PROBLEM TO SOLVE
Retype the whole listing below exactly, keeping every picture out of it.

INFORMATION PROVIDED

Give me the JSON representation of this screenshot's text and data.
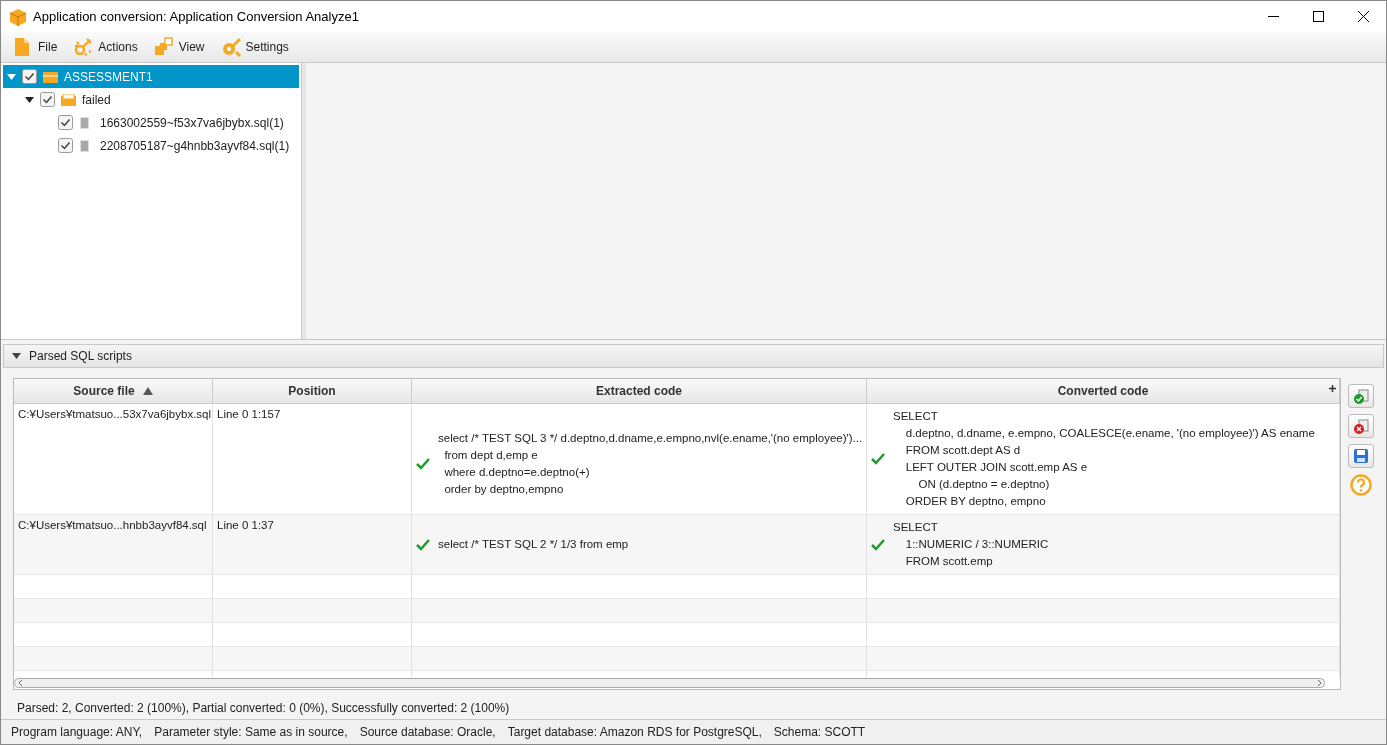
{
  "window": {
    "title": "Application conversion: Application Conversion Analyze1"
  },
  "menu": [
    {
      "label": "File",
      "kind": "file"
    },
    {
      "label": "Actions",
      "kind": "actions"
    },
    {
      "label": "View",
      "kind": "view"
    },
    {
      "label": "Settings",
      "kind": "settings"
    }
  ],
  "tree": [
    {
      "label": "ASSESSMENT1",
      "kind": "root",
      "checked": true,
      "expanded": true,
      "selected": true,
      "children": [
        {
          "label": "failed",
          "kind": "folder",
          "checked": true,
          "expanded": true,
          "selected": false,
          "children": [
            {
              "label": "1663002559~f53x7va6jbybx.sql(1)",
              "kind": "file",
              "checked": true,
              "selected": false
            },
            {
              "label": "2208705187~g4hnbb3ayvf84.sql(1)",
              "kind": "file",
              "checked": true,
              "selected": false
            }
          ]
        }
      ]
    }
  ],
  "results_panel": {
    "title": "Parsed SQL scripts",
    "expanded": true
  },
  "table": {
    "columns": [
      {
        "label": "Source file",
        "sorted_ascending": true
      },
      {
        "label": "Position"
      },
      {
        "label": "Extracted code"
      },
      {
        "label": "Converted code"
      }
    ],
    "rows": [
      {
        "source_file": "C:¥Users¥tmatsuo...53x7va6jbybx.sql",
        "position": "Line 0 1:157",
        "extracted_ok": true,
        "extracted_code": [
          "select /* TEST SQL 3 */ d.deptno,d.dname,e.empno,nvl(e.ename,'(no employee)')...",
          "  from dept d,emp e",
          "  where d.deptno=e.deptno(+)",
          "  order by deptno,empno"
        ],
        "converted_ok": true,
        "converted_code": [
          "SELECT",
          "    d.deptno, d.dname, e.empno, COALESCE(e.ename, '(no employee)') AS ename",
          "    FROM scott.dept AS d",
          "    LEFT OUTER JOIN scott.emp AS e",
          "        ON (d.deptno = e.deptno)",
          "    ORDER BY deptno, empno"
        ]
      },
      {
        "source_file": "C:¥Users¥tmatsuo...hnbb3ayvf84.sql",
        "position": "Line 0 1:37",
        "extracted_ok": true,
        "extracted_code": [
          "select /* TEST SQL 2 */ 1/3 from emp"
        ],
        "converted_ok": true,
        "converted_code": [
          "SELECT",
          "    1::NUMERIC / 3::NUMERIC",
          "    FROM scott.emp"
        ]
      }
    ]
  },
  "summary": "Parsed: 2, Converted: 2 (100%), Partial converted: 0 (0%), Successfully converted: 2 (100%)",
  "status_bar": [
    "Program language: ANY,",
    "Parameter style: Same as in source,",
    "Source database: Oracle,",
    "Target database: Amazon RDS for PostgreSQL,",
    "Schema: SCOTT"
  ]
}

TASK ANSWER
Give me the JSON representation of this screenshot's text and data.
{
  "window": {
    "title": "Application conversion: Application Conversion Analyze1"
  },
  "menu": [
    {
      "label": "File",
      "kind": "file"
    },
    {
      "label": "Actions",
      "kind": "actions"
    },
    {
      "label": "View",
      "kind": "view"
    },
    {
      "label": "Settings",
      "kind": "settings"
    }
  ],
  "tree": [
    {
      "label": "ASSESSMENT1",
      "kind": "root",
      "checked": true,
      "expanded": true,
      "selected": true,
      "children": [
        {
          "label": "failed",
          "kind": "folder",
          "checked": true,
          "expanded": true,
          "selected": false,
          "children": [
            {
              "label": "1663002559~f53x7va6jbybx.sql(1)",
              "kind": "file",
              "checked": true,
              "selected": false
            },
            {
              "label": "2208705187~g4hnbb3ayvf84.sql(1)",
              "kind": "file",
              "checked": true,
              "selected": false
            }
          ]
        }
      ]
    }
  ],
  "results_panel": {
    "title": "Parsed SQL scripts",
    "expanded": true
  },
  "table": {
    "columns": [
      {
        "label": "Source file",
        "sorted_ascending": true
      },
      {
        "label": "Position"
      },
      {
        "label": "Extracted code"
      },
      {
        "label": "Converted code"
      }
    ],
    "rows": [
      {
        "source_file": "C:¥Users¥tmatsuo...53x7va6jbybx.sql",
        "position": "Line 0 1:157",
        "extracted_ok": true,
        "extracted_code": [
          "select /* TEST SQL 3 */ d.deptno,d.dname,e.empno,nvl(e.ename,'(no employee)')...",
          "  from dept d,emp e",
          "  where d.deptno=e.deptno(+)",
          "  order by deptno,empno"
        ],
        "converted_ok": true,
        "converted_code": [
          "SELECT",
          "    d.deptno, d.dname, e.empno, COALESCE(e.ename, '(no employee)') AS ename",
          "    FROM scott.dept AS d",
          "    LEFT OUTER JOIN scott.emp AS e",
          "        ON (d.deptno = e.deptno)",
          "    ORDER BY deptno, empno"
        ]
      },
      {
        "source_file": "C:¥Users¥tmatsuo...hnbb3ayvf84.sql",
        "position": "Line 0 1:37",
        "extracted_ok": true,
        "extracted_code": [
          "select /* TEST SQL 2 */ 1/3 from emp"
        ],
        "converted_ok": true,
        "converted_code": [
          "SELECT",
          "    1::NUMERIC / 3::NUMERIC",
          "    FROM scott.emp"
        ]
      }
    ]
  },
  "summary": "Parsed: 2, Converted: 2 (100%), Partial converted: 0 (0%), Successfully converted: 2 (100%)",
  "status_bar": [
    "Program language: ANY,",
    "Parameter style: Same as in source,",
    "Source database: Oracle,",
    "Target database: Amazon RDS for PostgreSQL,",
    "Schema: SCOTT"
  ]
}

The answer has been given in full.